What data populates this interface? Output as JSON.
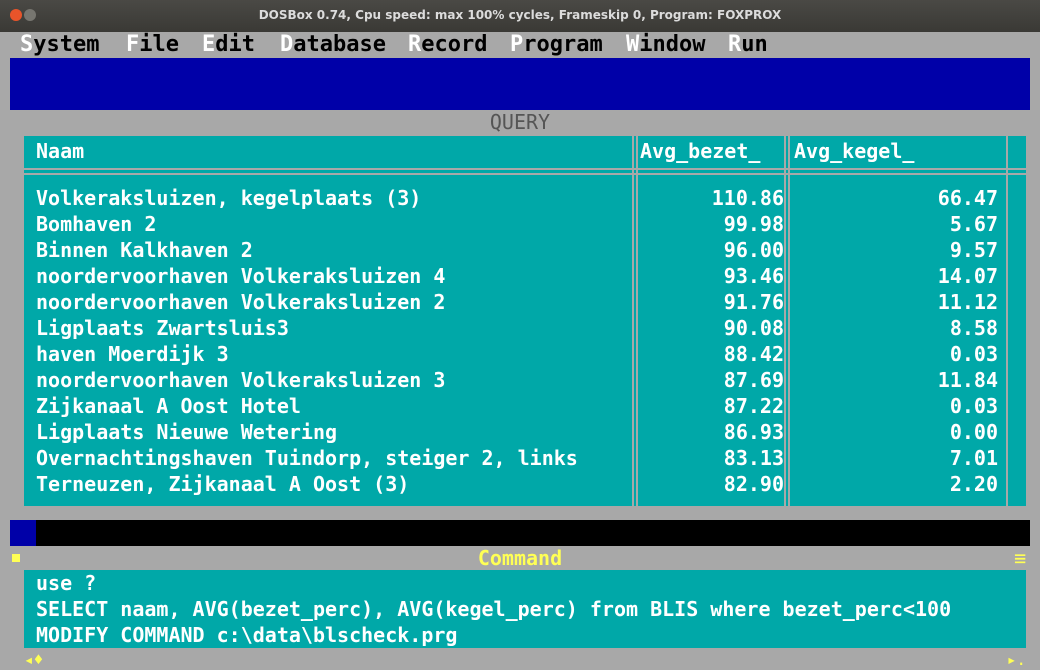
{
  "window": {
    "title": "DOSBox 0.74, Cpu speed: max 100% cycles, Frameskip  0, Program:  FOXPROX"
  },
  "menu": [
    {
      "hot": "S",
      "rest": "ystem"
    },
    {
      "hot": "F",
      "rest": "ile"
    },
    {
      "hot": "E",
      "rest": "dit"
    },
    {
      "hot": "D",
      "rest": "atabase"
    },
    {
      "hot": "R",
      "rest": "ecord"
    },
    {
      "hot": "P",
      "rest": "rogram"
    },
    {
      "hot": "W",
      "rest": "indow"
    },
    {
      "hot": "R",
      "rest": "un"
    }
  ],
  "query": {
    "title": "QUERY",
    "columns": [
      "Naam",
      "Avg_bezet_",
      "Avg_kegel_"
    ],
    "rows": [
      {
        "naam": "Volkeraksluizen, kegelplaats (3)",
        "avg_bezet": "110.86",
        "avg_kegel": "66.47"
      },
      {
        "naam": "Bomhaven 2",
        "avg_bezet": "99.98",
        "avg_kegel": "5.67"
      },
      {
        "naam": "Binnen Kalkhaven 2",
        "avg_bezet": "96.00",
        "avg_kegel": "9.57"
      },
      {
        "naam": "noordervoorhaven Volkeraksluizen 4",
        "avg_bezet": "93.46",
        "avg_kegel": "14.07"
      },
      {
        "naam": "noordervoorhaven Volkeraksluizen 2",
        "avg_bezet": "91.76",
        "avg_kegel": "11.12"
      },
      {
        "naam": "Ligplaats Zwartsluis3",
        "avg_bezet": "90.08",
        "avg_kegel": "8.58"
      },
      {
        "naam": "haven Moerdijk 3",
        "avg_bezet": "88.42",
        "avg_kegel": "0.03"
      },
      {
        "naam": "noordervoorhaven Volkeraksluizen 3",
        "avg_bezet": "87.69",
        "avg_kegel": "11.84"
      },
      {
        "naam": "Zijkanaal A Oost Hotel",
        "avg_bezet": "87.22",
        "avg_kegel": "0.03"
      },
      {
        "naam": "Ligplaats Nieuwe Wetering",
        "avg_bezet": "86.93",
        "avg_kegel": "0.00"
      },
      {
        "naam": "Overnachtingshaven Tuindorp, steiger 2, links",
        "avg_bezet": "83.13",
        "avg_kegel": "7.01"
      },
      {
        "naam": "Terneuzen, Zijkanaal A Oost (3)",
        "avg_bezet": "82.90",
        "avg_kegel": "2.20"
      }
    ]
  },
  "command": {
    "title": "Command",
    "lines": [
      "use ?",
      "SELECT naam, AVG(bezet_perc), AVG(kegel_perc) from BLIS where bezet_perc<100",
      "MODIFY COMMAND c:\\data\\blscheck.prg"
    ]
  },
  "icons": {
    "close": "close-box-icon",
    "menu": "window-menu-icon",
    "scroll_left": "scroll-left-arrows-icon",
    "scroll_right": "scroll-right-arrow-icon"
  },
  "colors": {
    "dos_blue": "#0000a8",
    "dos_cyan": "#00a8a8",
    "dos_gray": "#a8a8a8",
    "dos_yellow": "#ffff55"
  }
}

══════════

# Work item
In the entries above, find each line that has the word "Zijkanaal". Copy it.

# Answer to this problem
        "naam": "Zijkanaal A Oost Hotel",
        "naam": "Terneuzen, Zijkanaal A Oost (3)",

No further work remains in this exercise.